The commissioner's order is but a preliminary, inconclusive step on the road toward final disposition of the proceeding on the merits. After hearing under Section 3184, the commissioner may deem the evidence insufficient to sustain the charge and dismiss the proceedings.
Appellant seeks to avoid the requirement of finality by urging that the limited scope of review available to appellant in a habeas corpus proceeding, should the United States commissioner, after the hearing under Section 3184, issue his warrant for the commitment of the appellant, may preclude a review of the commissioner's order and, therefore, such order should now be reviewed by this Court on appeal from the denial by the district court of the extraordinary relief sought in that court. In order to entertain this appeal we would be forced to ignore the facts that no hearing under Section 3184 has as yet been held, speculate on the outcome of such hearing, and substitute the district court's order denying the extraordinary relief sought by appellant as a mode of review from a non-appealable preliminary and interlocutory order. See Roche v. Evaporated Milk Ass'n, 1942, 319 U.S. 21, 63 S.Ct. 938, 87 L.Ed. 1185; Frost v. Yankwich, 9 Cir., 1958, 254 F.2d 633.

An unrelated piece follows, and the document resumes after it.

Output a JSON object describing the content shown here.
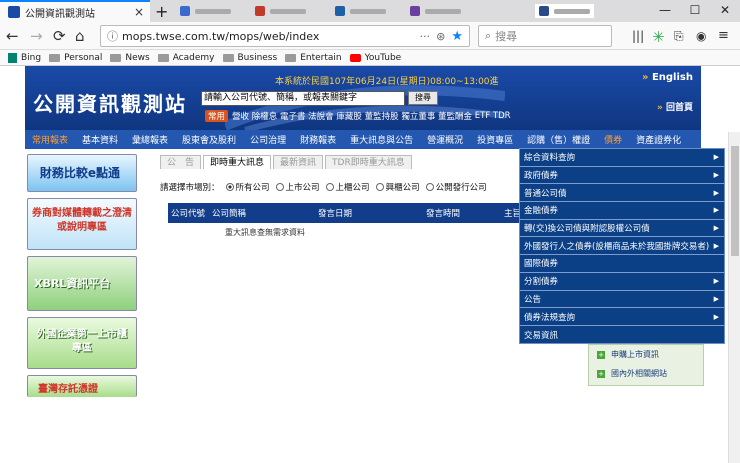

In our view, appellant's appeal must be and is hereby dismissed.